Styled to Rock is the umpteenth attempt at using the same format of Runway. Rather than focusing on the design, this series focuses on styling and costuming for musicians. Unfortunately, supermodel host Erin Wasson has the charm of a frozen waffle.
People take for granted that Heidi Klum was an actress and a television host before she produced Project Runway. Tim Gunn has become a celebrity due to his loving nature, distinct voice and stellar vocabulary. Their Emmy is proof that they are a major part of the show’s success. You can't just pull people off the shelf and expect the same magic to happen.
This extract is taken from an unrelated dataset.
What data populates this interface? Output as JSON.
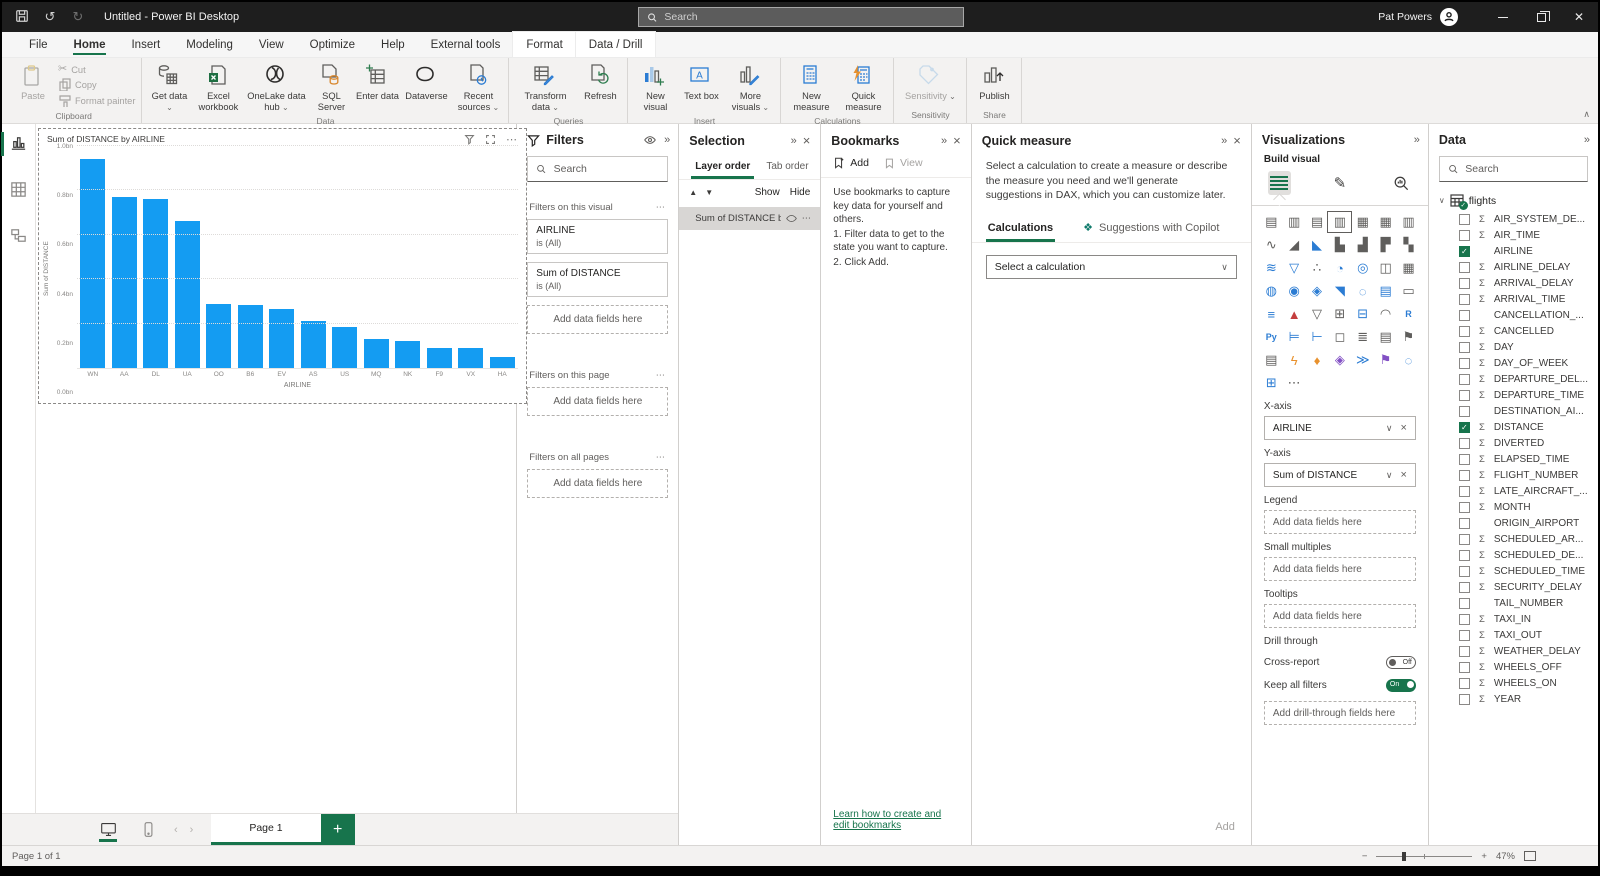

Project Runway: All Stars may have the exact same premise as the original but at least it innovates. It gives designers we have come to love a chance at redemption. Judges Isaac Mizrahi and Georgina Chapman also speak more authoritatively and diplomatically about fashion. Casting has improved this season with charmless model Angela Lindvall and severe mentor Joanna Coles replaced by opinionated Alyssa Milano and effervescent Zanna Roberts Rossi.
These are not the only attempts to clone Runway. Here are some others:
The Fashion Show
When Bravo lost Runway to Lifetime they tried to keep viewers with The Fashion Show. Mizrahi served as designer judge and Kelly Rowland served as host. The show received a slight upgrade in season two when supermodel Iman took over as host.
Launch My Line
Bravo tried again with this series. Dean and Dan Caten, of DSquared, hosted this series that featured “professionals” paired with designers. Seemingly random people in fields ranging from event planning to architecture had to create their own fashion line.
Not to be outdone by the shamelessness of Bravo, Lifetime tried to create a spin-off of Runway hosted by Molly Sims. Designer Kenneth Cole served as judge in this inversion of Runway. Designers create accessories ranging from jewelry to headpieces and style them with provided clothing.
This show tried to bring Runway to network television. Jessica Simpson, Nicole Ritchie and designer John Varvatos judged designers and offered them a chance to sell their line at Express and H&M. The show had too much product placement and was a little late to the game in Runway rehashing.